**To do:**
Copying each record below exactly is the whole task.
- - - -
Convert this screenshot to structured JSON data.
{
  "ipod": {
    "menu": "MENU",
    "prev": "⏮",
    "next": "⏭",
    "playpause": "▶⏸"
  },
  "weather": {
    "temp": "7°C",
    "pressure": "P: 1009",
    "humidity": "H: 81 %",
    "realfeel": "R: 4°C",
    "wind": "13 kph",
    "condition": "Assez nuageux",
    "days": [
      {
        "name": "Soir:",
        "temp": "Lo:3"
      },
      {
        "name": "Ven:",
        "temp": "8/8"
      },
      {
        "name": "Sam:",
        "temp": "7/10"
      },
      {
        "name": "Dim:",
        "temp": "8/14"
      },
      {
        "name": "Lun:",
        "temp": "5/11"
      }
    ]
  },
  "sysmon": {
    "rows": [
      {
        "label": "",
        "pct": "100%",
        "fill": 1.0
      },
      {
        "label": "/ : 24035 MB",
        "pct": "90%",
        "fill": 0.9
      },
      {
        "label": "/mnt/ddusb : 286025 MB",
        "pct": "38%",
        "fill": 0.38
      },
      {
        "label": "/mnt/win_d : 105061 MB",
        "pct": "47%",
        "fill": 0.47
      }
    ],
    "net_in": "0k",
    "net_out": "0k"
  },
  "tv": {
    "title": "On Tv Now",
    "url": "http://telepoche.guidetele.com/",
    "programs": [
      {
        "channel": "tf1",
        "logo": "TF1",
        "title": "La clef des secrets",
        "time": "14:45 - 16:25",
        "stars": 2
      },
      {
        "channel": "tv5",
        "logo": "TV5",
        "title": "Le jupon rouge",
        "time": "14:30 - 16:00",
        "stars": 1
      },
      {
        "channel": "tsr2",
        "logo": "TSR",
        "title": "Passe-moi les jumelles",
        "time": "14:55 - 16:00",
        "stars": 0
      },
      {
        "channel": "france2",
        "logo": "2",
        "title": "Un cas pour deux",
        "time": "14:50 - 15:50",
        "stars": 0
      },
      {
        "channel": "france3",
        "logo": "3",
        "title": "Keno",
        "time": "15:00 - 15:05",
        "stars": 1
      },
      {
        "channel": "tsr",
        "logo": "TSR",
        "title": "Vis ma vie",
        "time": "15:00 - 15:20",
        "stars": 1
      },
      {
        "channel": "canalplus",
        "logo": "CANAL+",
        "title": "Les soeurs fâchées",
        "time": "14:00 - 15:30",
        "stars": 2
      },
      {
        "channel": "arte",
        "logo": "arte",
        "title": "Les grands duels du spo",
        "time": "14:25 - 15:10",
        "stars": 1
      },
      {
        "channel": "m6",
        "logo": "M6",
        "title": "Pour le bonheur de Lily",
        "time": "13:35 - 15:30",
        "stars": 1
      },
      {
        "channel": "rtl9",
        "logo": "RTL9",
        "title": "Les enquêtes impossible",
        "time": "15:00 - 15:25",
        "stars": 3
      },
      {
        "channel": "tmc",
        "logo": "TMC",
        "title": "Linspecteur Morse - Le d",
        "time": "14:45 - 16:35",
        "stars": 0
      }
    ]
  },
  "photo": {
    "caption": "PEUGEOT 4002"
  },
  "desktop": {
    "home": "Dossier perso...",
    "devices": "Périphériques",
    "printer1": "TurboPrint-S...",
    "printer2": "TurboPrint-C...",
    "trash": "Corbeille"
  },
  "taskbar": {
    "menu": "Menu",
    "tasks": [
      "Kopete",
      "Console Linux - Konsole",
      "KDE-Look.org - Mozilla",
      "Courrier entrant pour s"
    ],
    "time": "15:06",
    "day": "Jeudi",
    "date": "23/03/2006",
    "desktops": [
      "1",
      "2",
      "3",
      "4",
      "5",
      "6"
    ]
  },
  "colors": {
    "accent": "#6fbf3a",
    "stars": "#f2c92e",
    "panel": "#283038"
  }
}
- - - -
**Your solution:**
Convert this screenshot to structured JSON data.
{
  "ipod": {
    "menu": "MENU",
    "prev": "⏮",
    "next": "⏭",
    "playpause": "▶⏸"
  },
  "weather": {
    "temp": "7°C",
    "pressure": "P: 1009",
    "humidity": "H: 81 %",
    "realfeel": "R: 4°C",
    "wind": "13 kph",
    "condition": "Assez nuageux",
    "days": [
      {
        "name": "Soir:",
        "temp": "Lo:3"
      },
      {
        "name": "Ven:",
        "temp": "8/8"
      },
      {
        "name": "Sam:",
        "temp": "7/10"
      },
      {
        "name": "Dim:",
        "temp": "8/14"
      },
      {
        "name": "Lun:",
        "temp": "5/11"
      }
    ]
  },
  "sysmon": {
    "rows": [
      {
        "label": "",
        "pct": "100%",
        "fill": 1.0
      },
      {
        "label": "/ : 24035 MB",
        "pct": "90%",
        "fill": 0.9
      },
      {
        "label": "/mnt/ddusb : 286025 MB",
        "pct": "38%",
        "fill": 0.38
      },
      {
        "label": "/mnt/win_d : 105061 MB",
        "pct": "47%",
        "fill": 0.47
      }
    ],
    "net_in": "0k",
    "net_out": "0k"
  },
  "tv": {
    "title": "On Tv Now",
    "url": "http://telepoche.guidetele.com/",
    "programs": [
      {
        "channel": "tf1",
        "logo": "TF1",
        "title": "La clef des secrets",
        "time": "14:45 - 16:25",
        "stars": 2
      },
      {
        "channel": "tv5",
        "logo": "TV5",
        "title": "Le jupon rouge",
        "time": "14:30 - 16:00",
        "stars": 1
      },
      {
        "channel": "tsr2",
        "logo": "TSR",
        "title": "Passe-moi les jumelles",
        "time": "14:55 - 16:00",
        "stars": 0
      },
      {
        "channel": "france2",
        "logo": "2",
        "title": "Un cas pour deux",
        "time": "14:50 - 15:50",
        "stars": 0
      },
      {
        "channel": "france3",
        "logo": "3",
        "title": "Keno",
        "time": "15:00 - 15:05",
        "stars": 1
      },
      {
        "channel": "tsr",
        "logo": "TSR",
        "title": "Vis ma vie",
        "time": "15:00 - 15:20",
        "stars": 1
      },
      {
        "channel": "canalplus",
        "logo": "CANAL+",
        "title": "Les soeurs fâchées",
        "time": "14:00 - 15:30",
        "stars": 2
      },
      {
        "channel": "arte",
        "logo": "arte",
        "title": "Les grands duels du spo",
        "time": "14:25 - 15:10",
        "stars": 1
      },
      {
        "channel": "m6",
        "logo": "M6",
        "title": "Pour le bonheur de Lily",
        "time": "13:35 - 15:30",
        "stars": 1
      },
      {
        "channel": "rtl9",
        "logo": "RTL9",
        "title": "Les enquêtes impossible",
        "time": "15:00 - 15:25",
        "stars": 3
      },
      {
        "channel": "tmc",
        "logo": "TMC",
        "title": "Linspecteur Morse - Le d",
        "time": "14:45 - 16:35",
        "stars": 0
      }
    ]
  },
  "photo": {
    "caption": "PEUGEOT 4002"
  },
  "desktop": {
    "home": "Dossier perso...",
    "devices": "Périphériques",
    "printer1": "TurboPrint-S...",
    "printer2": "TurboPrint-C...",
    "trash": "Corbeille"
  },
  "taskbar": {
    "menu": "Menu",
    "tasks": [
      "Kopete",
      "Console Linux - Konsole",
      "KDE-Look.org - Mozilla",
      "Courrier entrant pour s"
    ],
    "time": "15:06",
    "day": "Jeudi",
    "date": "23/03/2006",
    "desktops": [
      "1",
      "2",
      "3",
      "4",
      "5",
      "6"
    ]
  },
  "colors": {
    "accent": "#6fbf3a",
    "stars": "#f2c92e",
    "panel": "#283038"
  }
}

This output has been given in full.